Oil Theft In Nigeria
Nigeria’s oil-wealthy Niger Delta region is losing its battle against organised oil theft. In accordance with the managing director of the Shell Petroleum Growth Company, Mutiu Sunmonu, oil theft by native teams at the moment ends in a complete of $6bn per 12 months in lost income to the company giant. Different main oil companies have also mentioned they have been shedding an enormous amount of cash as a consequence of oil theft, and are paying enormous amounts for security.
The “blood oil” business, a term coined by Nigerian President Goodluck Jonathan, is reportedly run by armed groups in addition to activists calling for a fairer distribution of the nation’s huge oil income. Nearly all of Nigeria’s 160 million citizens stay in poverty – despite being residents of Africa’s greatest oil producer.
Zoin reliance petroleum refinery 50 Ibegi is a resident of the region. “Many of us stay [on] less than one cent a day despite being blessed with crude oil,” he stated. “This forces many people into the illegal refinery business as a result of we won’t proceed in poverty.”
The Nigerian government has deployed soldiers to the restive region to eradicate these “firewood distilleries”, as they are generally identified. When an illegal oil refinery is located, those involved are arrested and the refinery reliance petroleum refinery 50 is burnt down. According to Onyema Nwachukwu, a spokesman for Nigeria’s Joint Process Pressure, such methods are used with a purpose to make it difficult for perpetrators to return to the illicit oil extraction trade.
In 2009 an amnesty was declared, paying off people who had been engaged in “oil bunkering”: stealing and selling oil, then sharing the profits with the group.

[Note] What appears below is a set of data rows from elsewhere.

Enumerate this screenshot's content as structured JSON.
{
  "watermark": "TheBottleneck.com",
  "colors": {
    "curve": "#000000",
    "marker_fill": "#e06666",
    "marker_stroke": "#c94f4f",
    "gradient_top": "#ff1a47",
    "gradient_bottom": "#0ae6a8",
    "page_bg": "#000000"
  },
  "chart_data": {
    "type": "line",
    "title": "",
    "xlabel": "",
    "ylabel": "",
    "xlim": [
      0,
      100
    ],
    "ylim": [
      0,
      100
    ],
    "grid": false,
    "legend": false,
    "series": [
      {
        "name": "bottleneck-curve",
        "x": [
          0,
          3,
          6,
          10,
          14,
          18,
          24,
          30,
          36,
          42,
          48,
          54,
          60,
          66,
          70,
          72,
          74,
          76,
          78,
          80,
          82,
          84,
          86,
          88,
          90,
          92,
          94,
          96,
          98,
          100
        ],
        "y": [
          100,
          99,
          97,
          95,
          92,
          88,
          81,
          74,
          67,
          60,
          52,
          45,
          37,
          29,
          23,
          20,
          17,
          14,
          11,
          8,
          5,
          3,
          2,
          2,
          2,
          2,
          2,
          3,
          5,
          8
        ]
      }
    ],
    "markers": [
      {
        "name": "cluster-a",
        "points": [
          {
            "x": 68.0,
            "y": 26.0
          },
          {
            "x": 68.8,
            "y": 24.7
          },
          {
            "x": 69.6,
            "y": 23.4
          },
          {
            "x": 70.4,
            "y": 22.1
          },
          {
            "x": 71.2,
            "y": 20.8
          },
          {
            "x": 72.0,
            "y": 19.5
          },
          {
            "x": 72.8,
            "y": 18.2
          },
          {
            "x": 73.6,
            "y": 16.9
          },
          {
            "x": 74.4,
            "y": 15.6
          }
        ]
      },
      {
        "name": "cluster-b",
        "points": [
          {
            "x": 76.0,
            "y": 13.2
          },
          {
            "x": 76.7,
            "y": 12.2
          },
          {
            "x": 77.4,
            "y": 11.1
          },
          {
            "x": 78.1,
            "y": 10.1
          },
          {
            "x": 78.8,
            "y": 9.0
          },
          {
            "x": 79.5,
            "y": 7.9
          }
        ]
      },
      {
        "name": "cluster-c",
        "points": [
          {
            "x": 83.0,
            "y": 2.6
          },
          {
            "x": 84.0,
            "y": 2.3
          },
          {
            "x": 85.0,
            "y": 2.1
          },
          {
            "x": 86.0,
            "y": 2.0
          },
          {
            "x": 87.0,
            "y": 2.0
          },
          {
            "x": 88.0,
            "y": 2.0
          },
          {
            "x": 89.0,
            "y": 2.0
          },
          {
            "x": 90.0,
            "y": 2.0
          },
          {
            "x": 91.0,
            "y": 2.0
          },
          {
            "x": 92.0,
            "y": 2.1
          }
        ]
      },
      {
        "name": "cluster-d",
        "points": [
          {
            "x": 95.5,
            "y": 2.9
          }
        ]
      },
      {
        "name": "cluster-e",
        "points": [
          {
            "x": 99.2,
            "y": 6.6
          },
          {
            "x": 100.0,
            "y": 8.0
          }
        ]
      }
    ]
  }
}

However, the siphoning of oil and makeshift oil refineries are solely part of the issue. Oil-producing areas also suffer from high levels of pollution, and Ibegi says the liquid often spills into rivers used for fishing.
Many observers believe that the 2009 amnesty is just reliance petroleum refinery 50 not working, claiming it’s only a method to buy off Kinetic Energy Refinery Equipment “troublemakers”. They argue that finally, the core problems affecting people within the Niger Delta – poverty and inequality – have not been addressed.